Please print every record below exactly as it appears.

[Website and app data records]
......
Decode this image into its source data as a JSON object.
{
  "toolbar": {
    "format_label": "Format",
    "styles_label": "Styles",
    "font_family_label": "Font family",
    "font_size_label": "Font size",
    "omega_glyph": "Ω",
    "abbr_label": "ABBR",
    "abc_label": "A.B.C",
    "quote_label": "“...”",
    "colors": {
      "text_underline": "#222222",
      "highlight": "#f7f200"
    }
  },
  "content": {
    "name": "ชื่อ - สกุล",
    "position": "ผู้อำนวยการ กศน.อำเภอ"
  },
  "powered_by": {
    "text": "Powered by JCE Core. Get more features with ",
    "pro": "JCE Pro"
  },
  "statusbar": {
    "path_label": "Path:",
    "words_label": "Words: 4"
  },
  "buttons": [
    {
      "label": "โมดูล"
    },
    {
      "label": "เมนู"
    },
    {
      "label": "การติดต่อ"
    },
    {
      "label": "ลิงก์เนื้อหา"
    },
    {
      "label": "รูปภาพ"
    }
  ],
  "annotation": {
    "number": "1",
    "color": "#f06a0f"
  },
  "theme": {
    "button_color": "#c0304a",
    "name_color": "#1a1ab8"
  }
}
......
» RESPONSE:
Decode this image into its source data as a JSON object.
{
  "toolbar": {
    "format_label": "Format",
    "styles_label": "Styles",
    "font_family_label": "Font family",
    "font_size_label": "Font size",
    "omega_glyph": "Ω",
    "abbr_label": "ABBR",
    "abc_label": "A.B.C",
    "quote_label": "“...”",
    "colors": {
      "text_underline": "#222222",
      "highlight": "#f7f200"
    }
  },
  "content": {
    "name": "ชื่อ - สกุล",
    "position": "ผู้อำนวยการ กศน.อำเภอ"
  },
  "powered_by": {
    "text": "Powered by JCE Core. Get more features with ",
    "pro": "JCE Pro"
  },
  "statusbar": {
    "path_label": "Path:",
    "words_label": "Words: 4"
  },
  "buttons": [
    {
      "label": "โมดูล"
    },
    {
      "label": "เมนู"
    },
    {
      "label": "การติดต่อ"
    },
    {
      "label": "ลิงก์เนื้อหา"
    },
    {
      "label": "รูปภาพ"
    }
  ],
  "annotation": {
    "number": "1",
    "color": "#f06a0f"
  },
  "theme": {
    "button_color": "#c0304a",
    "name_color": "#1a1ab8"
  }
}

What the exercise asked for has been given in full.